(Records from a data collection)

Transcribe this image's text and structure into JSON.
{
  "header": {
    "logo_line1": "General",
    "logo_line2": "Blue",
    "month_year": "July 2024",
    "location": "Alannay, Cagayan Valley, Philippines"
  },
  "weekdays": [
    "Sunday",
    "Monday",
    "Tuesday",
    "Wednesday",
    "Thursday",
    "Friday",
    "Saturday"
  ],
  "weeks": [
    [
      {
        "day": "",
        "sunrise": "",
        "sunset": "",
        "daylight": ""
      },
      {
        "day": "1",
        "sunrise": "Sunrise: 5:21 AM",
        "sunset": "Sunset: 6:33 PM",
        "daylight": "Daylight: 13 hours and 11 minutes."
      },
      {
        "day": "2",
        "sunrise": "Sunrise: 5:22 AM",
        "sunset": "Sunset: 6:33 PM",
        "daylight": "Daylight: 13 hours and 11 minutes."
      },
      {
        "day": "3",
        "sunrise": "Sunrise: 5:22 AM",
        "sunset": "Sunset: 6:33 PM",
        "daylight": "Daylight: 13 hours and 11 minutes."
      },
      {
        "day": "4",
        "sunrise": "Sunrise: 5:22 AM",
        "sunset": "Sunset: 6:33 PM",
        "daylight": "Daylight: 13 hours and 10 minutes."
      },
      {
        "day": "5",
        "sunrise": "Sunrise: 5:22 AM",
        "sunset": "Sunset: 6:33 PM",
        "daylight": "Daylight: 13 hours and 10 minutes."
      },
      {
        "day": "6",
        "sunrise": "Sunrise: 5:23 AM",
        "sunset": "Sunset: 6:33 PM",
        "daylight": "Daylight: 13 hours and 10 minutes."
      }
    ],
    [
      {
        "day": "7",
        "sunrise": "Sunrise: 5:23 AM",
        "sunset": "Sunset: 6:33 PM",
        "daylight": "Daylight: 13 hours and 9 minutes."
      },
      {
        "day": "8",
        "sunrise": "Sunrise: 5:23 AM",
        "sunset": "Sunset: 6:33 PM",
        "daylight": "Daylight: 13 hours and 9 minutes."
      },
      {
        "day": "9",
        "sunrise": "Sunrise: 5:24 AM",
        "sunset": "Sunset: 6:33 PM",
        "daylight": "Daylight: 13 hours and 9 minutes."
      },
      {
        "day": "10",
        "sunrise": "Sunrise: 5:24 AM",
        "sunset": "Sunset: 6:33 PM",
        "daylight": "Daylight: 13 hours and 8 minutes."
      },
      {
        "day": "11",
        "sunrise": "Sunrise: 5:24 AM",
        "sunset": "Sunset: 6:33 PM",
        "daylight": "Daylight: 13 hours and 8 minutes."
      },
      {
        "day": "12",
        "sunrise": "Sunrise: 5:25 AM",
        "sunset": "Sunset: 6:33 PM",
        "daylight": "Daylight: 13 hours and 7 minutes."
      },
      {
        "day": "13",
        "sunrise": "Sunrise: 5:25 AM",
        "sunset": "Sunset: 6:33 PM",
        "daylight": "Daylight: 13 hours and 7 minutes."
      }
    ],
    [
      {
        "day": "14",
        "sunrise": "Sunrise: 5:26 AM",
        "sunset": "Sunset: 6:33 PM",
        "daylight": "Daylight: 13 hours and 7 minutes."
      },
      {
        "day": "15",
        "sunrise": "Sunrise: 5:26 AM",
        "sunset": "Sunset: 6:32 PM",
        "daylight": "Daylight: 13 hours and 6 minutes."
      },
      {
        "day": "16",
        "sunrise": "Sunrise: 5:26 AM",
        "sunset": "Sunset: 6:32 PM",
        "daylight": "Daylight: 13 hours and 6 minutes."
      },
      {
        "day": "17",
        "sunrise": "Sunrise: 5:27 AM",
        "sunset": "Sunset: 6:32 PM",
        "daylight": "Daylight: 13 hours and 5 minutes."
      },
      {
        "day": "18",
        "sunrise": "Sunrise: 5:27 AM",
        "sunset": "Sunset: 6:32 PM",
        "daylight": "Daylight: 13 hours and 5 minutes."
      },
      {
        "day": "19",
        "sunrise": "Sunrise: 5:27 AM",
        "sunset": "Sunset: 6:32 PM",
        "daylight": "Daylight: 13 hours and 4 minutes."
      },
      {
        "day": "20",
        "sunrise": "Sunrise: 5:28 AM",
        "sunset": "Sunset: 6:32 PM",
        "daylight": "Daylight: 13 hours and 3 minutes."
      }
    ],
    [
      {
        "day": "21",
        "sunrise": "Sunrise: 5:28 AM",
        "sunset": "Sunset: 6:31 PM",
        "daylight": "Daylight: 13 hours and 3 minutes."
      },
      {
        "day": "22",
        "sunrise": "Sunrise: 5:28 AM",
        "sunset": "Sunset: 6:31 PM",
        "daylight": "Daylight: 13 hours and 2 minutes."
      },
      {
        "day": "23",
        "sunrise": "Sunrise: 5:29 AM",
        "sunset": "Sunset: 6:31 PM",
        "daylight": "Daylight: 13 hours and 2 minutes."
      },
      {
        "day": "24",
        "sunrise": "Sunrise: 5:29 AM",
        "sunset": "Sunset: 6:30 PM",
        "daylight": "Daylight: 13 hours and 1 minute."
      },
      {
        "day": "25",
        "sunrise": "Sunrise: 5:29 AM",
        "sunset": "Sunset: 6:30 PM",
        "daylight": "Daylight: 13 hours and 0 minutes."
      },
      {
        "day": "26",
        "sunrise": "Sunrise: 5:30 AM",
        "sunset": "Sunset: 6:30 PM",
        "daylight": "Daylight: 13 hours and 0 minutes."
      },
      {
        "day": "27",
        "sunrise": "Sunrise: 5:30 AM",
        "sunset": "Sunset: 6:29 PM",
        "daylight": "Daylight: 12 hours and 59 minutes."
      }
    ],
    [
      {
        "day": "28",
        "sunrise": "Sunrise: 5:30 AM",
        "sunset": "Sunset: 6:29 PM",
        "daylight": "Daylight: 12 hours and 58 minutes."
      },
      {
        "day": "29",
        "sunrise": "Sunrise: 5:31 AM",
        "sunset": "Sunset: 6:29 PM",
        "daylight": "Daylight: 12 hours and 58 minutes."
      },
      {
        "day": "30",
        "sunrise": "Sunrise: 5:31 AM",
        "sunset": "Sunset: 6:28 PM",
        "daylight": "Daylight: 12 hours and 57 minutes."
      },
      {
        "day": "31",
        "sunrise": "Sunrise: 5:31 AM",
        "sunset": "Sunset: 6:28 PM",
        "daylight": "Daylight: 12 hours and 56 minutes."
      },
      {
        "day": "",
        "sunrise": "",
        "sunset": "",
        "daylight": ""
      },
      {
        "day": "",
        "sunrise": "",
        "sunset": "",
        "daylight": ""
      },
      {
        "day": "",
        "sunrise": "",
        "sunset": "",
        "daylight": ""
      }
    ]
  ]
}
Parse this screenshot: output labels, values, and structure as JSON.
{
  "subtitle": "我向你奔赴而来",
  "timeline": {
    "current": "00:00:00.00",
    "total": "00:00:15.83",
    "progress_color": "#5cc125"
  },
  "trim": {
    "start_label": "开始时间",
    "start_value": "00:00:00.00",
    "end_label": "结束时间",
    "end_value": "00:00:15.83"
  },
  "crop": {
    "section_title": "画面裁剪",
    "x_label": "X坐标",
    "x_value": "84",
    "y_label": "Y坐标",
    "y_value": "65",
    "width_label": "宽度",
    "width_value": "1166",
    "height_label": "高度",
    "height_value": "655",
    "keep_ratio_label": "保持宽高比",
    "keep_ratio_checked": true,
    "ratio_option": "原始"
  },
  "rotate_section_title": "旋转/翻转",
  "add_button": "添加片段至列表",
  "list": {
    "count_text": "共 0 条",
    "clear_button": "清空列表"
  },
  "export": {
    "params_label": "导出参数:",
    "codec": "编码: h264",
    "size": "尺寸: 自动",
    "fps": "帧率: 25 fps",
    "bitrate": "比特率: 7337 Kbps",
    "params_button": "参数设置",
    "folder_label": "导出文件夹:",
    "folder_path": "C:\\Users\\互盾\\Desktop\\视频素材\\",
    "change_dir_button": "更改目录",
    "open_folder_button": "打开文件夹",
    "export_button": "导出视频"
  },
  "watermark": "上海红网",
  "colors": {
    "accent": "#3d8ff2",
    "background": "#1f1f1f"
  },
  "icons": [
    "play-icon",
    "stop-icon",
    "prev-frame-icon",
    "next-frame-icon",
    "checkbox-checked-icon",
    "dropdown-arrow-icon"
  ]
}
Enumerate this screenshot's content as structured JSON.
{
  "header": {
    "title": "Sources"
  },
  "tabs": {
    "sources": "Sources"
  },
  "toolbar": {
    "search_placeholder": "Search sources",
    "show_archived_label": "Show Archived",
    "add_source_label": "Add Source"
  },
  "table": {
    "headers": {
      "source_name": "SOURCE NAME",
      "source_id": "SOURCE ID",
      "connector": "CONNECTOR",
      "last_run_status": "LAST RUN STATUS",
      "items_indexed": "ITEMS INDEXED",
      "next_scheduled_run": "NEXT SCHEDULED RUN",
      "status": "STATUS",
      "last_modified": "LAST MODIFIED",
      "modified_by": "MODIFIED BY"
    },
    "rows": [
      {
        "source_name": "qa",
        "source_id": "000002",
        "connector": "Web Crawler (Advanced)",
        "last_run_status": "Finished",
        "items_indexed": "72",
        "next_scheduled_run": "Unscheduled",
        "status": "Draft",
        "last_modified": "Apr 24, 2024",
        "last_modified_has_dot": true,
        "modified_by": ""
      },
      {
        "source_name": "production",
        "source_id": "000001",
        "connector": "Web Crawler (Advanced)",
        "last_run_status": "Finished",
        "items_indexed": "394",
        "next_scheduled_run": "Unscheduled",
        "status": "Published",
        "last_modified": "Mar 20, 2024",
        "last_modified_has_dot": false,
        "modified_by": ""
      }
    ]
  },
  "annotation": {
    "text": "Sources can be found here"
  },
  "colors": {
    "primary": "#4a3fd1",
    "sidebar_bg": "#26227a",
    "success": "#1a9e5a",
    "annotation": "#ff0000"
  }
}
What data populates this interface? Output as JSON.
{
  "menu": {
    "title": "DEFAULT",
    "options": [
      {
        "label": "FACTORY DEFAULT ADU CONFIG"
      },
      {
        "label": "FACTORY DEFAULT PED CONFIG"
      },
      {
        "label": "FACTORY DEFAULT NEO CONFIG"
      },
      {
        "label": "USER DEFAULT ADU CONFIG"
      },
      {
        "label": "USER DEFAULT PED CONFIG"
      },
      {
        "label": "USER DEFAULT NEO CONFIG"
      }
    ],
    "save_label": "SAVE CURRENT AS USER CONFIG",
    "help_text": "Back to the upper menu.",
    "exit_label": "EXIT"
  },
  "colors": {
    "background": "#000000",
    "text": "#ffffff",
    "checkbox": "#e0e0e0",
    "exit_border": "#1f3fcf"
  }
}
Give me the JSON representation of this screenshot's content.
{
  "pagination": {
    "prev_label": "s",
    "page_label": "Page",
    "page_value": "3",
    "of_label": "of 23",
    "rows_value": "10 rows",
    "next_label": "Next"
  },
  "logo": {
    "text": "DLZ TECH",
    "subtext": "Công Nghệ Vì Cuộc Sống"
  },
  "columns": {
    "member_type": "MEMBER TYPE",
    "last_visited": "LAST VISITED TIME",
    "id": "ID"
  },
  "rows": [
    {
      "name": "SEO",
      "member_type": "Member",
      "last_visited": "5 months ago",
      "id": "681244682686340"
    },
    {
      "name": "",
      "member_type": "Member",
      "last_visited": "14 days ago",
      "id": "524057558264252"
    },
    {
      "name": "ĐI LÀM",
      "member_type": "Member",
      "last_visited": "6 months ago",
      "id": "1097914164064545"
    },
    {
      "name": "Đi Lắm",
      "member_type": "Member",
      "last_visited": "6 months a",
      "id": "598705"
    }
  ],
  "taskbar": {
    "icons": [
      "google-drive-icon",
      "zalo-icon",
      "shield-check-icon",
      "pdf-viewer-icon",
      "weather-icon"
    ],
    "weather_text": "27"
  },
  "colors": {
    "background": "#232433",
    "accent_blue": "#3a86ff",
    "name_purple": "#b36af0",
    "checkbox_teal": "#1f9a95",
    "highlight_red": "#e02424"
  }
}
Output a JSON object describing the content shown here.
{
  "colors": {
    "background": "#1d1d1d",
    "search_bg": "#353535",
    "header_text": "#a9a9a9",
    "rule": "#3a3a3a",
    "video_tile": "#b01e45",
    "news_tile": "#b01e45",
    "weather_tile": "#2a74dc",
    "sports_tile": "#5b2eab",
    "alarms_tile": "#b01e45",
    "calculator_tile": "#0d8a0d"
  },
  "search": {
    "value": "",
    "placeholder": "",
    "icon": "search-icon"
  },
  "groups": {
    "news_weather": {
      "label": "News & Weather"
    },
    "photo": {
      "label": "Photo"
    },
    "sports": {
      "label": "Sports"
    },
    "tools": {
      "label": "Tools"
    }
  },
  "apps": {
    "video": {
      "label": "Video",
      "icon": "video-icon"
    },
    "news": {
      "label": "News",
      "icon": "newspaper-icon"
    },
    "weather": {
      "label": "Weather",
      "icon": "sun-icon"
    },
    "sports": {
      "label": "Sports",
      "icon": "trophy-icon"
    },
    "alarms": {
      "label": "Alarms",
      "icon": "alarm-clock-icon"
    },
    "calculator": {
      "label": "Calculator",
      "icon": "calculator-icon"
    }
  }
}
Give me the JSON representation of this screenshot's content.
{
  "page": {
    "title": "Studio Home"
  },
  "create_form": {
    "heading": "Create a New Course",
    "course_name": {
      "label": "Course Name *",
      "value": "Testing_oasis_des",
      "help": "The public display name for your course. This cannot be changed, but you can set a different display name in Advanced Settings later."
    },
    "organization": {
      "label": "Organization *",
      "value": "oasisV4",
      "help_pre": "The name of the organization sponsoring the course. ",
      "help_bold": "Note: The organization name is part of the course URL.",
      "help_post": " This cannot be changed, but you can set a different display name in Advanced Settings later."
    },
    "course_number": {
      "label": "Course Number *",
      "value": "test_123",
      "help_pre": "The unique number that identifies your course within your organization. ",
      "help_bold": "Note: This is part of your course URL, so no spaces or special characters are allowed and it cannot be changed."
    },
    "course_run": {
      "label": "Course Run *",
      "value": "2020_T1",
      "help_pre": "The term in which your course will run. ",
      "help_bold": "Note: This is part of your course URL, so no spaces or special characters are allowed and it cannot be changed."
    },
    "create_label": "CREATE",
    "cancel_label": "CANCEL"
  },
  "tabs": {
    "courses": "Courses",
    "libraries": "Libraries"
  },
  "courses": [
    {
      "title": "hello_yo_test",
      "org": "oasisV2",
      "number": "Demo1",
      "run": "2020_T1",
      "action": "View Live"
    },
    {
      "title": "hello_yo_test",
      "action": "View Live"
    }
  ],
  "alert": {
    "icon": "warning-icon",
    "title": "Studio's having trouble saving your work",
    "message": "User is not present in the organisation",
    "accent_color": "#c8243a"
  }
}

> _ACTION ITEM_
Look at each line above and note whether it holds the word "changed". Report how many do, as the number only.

> _REPLY_
4